• EXERCISE
Say how many lines of the listing below include "JSON". Write only that number.

• SUPPLIED MATERIAL
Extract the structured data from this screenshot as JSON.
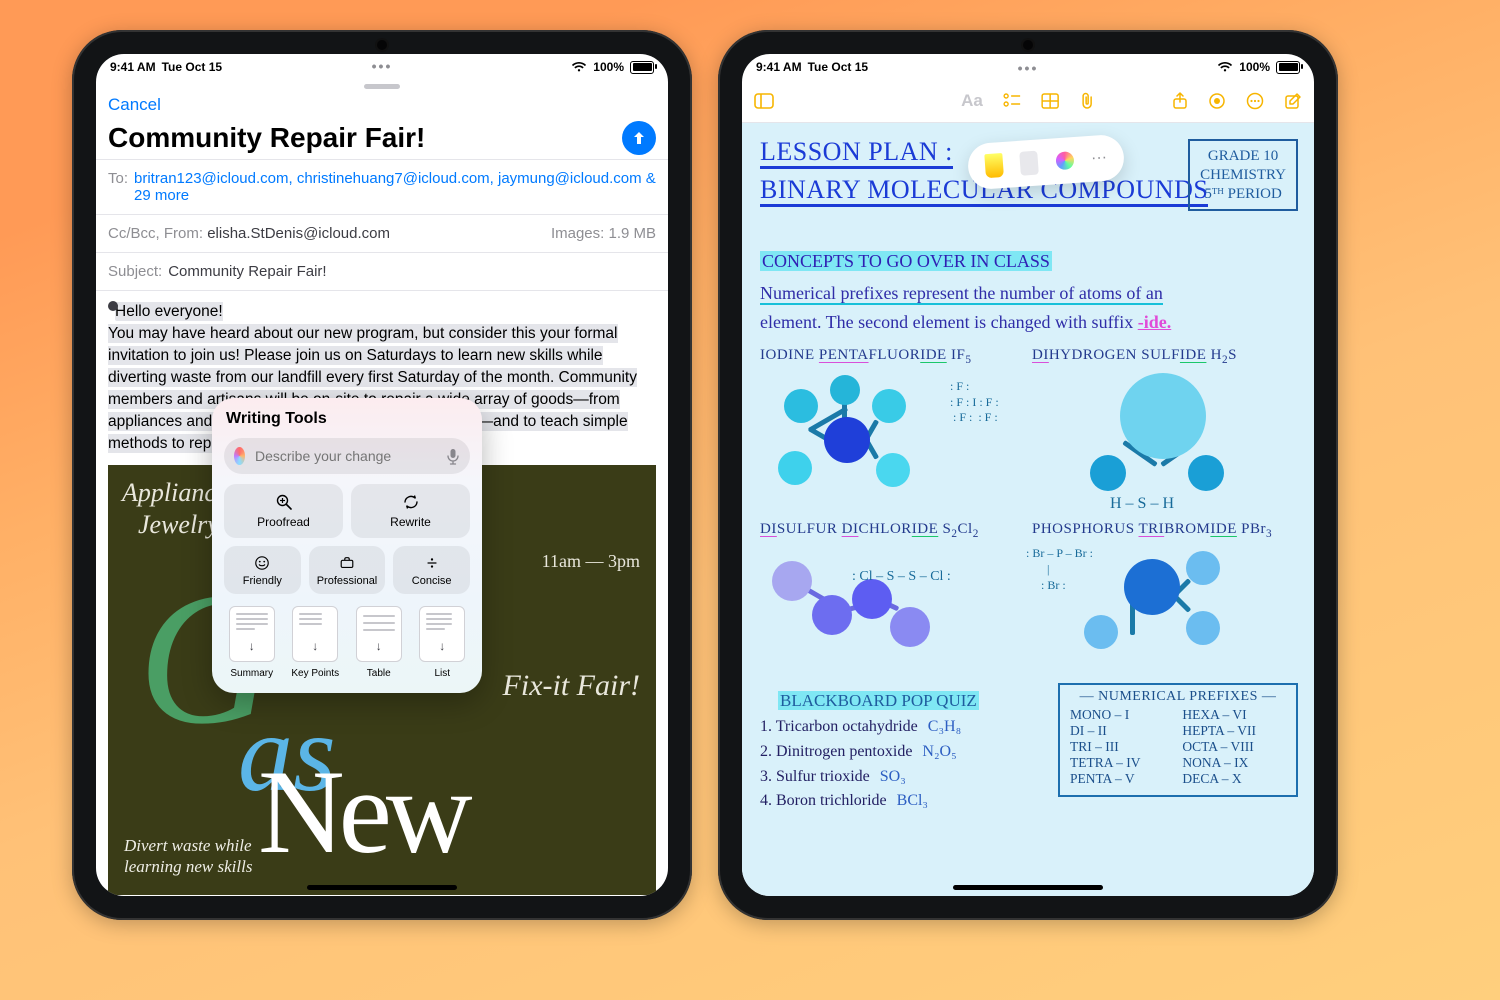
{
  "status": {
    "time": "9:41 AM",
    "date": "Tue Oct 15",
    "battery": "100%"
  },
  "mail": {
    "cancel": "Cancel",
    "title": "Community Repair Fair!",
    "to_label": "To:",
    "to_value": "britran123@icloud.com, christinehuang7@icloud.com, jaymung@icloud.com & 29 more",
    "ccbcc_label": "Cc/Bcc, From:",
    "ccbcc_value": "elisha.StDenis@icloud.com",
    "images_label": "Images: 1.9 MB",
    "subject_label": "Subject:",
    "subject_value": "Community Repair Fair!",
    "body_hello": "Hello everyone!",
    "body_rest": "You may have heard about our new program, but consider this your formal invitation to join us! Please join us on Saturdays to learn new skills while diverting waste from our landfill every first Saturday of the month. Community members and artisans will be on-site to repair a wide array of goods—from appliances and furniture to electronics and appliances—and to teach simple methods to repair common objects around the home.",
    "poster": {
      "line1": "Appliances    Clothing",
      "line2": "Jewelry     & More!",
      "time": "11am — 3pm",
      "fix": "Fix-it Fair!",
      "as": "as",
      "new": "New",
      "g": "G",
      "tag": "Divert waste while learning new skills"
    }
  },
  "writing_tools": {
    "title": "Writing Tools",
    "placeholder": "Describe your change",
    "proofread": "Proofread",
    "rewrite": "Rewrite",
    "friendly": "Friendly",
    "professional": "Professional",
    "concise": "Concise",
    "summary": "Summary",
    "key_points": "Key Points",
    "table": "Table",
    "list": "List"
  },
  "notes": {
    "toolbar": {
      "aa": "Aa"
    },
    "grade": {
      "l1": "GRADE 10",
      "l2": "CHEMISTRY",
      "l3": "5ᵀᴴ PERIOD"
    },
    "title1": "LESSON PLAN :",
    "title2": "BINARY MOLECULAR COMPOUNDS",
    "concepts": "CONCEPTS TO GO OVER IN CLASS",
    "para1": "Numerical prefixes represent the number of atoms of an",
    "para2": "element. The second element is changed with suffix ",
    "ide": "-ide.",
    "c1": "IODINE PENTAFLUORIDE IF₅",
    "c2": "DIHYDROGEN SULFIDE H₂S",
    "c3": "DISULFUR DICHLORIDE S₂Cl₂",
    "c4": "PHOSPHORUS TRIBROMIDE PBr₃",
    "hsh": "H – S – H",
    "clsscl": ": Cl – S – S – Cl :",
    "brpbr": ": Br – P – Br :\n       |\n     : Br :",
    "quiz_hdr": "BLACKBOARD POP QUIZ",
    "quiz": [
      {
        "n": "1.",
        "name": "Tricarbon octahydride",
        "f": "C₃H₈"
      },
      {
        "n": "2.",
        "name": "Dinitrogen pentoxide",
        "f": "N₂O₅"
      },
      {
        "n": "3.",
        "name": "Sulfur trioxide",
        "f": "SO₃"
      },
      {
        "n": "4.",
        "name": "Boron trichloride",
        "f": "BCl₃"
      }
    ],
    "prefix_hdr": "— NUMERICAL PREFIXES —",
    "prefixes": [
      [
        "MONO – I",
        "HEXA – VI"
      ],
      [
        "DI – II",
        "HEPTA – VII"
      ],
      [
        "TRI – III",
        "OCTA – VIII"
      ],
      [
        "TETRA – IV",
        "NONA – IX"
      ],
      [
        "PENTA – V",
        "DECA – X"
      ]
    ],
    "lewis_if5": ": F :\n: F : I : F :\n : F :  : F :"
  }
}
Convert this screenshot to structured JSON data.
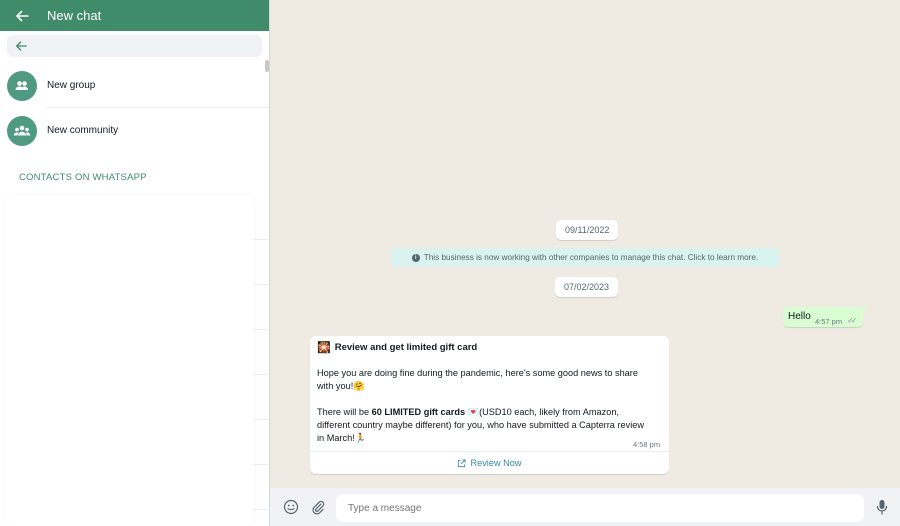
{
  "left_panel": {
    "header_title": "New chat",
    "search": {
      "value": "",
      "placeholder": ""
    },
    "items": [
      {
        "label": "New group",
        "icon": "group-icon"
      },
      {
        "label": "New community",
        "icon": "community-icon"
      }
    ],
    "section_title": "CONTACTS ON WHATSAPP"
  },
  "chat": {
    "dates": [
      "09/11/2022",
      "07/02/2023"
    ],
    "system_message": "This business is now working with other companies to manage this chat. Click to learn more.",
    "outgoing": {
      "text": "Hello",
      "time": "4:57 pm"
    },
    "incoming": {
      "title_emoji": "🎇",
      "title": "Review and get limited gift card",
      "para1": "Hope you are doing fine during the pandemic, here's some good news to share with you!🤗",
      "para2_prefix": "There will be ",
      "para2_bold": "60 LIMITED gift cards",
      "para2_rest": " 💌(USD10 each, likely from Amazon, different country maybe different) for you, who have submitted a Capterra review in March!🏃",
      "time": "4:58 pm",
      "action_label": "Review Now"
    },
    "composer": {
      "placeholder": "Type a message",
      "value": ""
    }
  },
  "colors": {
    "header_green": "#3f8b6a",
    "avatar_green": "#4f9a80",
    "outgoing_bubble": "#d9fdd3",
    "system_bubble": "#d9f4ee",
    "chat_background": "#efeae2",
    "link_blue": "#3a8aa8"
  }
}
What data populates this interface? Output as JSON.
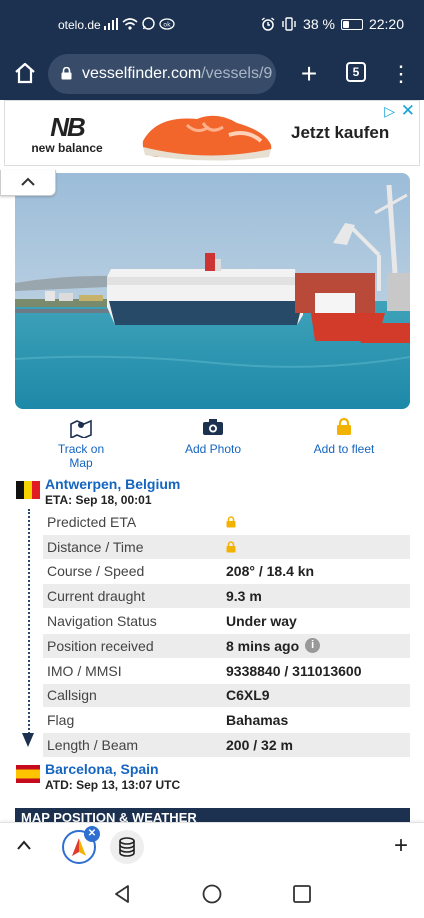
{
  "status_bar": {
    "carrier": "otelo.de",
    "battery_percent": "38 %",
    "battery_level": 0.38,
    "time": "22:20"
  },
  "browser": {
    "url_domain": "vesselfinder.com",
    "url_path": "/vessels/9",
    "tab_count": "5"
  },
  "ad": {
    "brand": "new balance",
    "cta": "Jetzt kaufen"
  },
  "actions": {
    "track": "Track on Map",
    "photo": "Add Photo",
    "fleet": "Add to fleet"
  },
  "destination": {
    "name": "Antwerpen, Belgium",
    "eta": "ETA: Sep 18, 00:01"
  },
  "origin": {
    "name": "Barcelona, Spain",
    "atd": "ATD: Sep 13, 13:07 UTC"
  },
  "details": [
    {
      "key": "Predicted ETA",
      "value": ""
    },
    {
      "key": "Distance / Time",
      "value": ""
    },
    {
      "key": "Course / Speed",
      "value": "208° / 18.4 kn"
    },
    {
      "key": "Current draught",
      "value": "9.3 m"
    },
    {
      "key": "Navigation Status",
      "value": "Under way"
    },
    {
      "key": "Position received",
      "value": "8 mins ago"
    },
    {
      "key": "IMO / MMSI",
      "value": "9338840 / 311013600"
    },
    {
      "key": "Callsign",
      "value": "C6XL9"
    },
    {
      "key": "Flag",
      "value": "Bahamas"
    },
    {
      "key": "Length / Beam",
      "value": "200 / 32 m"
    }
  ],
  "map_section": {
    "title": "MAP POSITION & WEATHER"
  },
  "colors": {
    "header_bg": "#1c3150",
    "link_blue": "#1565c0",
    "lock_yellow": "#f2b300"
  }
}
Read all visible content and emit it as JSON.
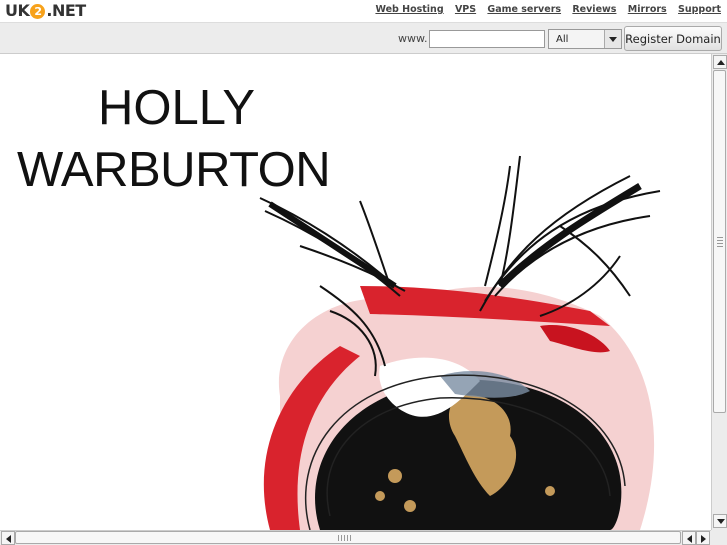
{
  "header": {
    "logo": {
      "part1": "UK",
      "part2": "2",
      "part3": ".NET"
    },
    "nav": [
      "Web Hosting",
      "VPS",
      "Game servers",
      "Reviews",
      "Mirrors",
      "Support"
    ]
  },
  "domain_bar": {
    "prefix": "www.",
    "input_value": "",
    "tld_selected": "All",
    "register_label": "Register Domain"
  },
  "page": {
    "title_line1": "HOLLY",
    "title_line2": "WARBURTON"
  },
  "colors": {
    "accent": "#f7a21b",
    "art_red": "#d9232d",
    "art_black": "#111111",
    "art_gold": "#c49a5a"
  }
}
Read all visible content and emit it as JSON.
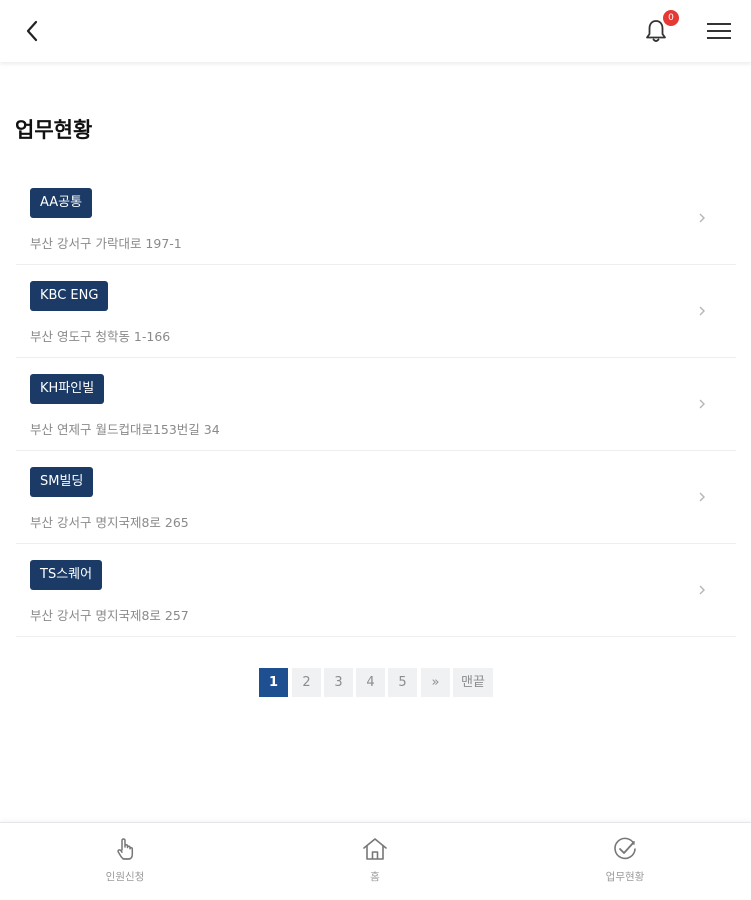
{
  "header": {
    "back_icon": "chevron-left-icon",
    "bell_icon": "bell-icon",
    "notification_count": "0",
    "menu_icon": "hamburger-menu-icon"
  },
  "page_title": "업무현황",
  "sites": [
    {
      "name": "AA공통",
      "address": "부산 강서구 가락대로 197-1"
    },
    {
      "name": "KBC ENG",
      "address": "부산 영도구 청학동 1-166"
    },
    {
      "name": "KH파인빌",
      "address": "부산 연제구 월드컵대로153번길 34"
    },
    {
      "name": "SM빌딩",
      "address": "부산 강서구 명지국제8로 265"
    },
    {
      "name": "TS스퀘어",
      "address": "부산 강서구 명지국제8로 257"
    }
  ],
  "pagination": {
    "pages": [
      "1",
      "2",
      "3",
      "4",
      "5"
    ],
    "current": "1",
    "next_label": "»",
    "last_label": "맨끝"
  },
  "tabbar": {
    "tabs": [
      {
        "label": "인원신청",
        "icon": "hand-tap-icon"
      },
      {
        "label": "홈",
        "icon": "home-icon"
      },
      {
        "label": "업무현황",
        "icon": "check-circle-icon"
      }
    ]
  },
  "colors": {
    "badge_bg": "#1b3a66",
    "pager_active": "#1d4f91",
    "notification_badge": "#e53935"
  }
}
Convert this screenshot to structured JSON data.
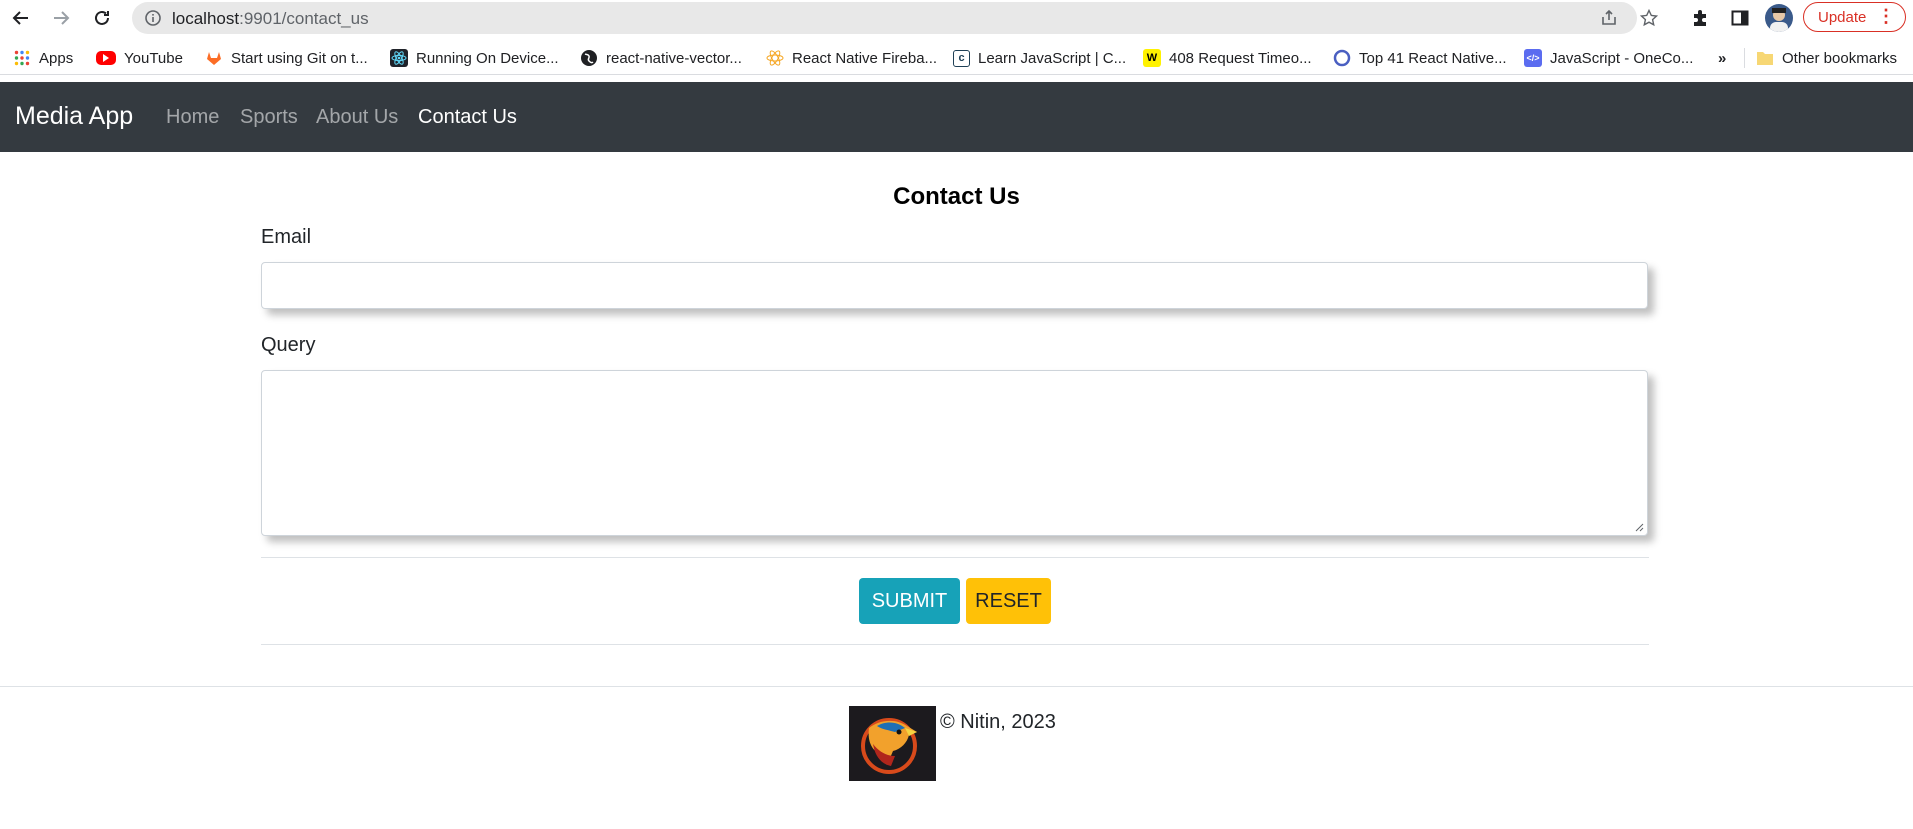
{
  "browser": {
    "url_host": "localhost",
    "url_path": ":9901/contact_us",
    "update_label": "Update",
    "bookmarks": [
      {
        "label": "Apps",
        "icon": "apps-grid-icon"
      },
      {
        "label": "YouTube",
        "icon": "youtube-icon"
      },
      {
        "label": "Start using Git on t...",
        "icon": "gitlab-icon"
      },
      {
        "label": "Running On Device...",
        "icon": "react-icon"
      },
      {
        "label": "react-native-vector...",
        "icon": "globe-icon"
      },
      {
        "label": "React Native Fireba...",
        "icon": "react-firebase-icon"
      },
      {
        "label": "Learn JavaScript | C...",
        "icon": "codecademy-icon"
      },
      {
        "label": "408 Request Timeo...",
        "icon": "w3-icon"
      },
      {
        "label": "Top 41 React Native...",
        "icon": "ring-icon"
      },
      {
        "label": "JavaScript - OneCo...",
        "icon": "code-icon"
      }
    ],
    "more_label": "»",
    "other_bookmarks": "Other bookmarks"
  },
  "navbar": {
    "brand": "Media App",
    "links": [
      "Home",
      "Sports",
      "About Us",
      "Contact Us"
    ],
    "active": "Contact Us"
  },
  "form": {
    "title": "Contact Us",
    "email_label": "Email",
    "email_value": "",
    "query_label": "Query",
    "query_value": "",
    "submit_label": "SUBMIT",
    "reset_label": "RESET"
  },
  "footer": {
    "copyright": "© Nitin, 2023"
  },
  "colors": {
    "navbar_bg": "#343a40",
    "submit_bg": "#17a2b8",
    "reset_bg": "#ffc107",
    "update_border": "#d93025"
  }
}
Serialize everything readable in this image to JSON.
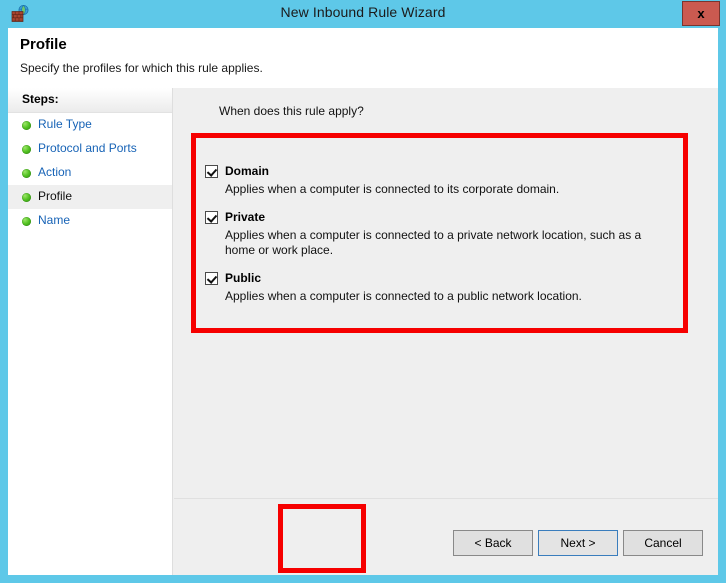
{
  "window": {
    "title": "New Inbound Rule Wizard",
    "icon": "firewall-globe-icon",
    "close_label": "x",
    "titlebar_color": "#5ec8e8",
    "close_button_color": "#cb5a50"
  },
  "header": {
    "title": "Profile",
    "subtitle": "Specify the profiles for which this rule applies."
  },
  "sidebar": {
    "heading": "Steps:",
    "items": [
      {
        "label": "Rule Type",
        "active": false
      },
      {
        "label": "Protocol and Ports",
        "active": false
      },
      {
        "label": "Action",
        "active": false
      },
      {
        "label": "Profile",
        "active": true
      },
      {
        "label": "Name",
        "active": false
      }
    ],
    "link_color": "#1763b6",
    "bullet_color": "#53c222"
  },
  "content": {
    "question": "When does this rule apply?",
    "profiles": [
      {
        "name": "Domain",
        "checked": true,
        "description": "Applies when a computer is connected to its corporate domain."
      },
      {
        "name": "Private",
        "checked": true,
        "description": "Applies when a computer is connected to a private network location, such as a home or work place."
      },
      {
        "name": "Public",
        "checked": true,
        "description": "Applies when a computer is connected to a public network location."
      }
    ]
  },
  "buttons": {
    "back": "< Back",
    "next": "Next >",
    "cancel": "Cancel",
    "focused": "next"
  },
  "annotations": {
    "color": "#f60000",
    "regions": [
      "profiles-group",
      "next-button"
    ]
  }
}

• EXERCISE SOLUTION
7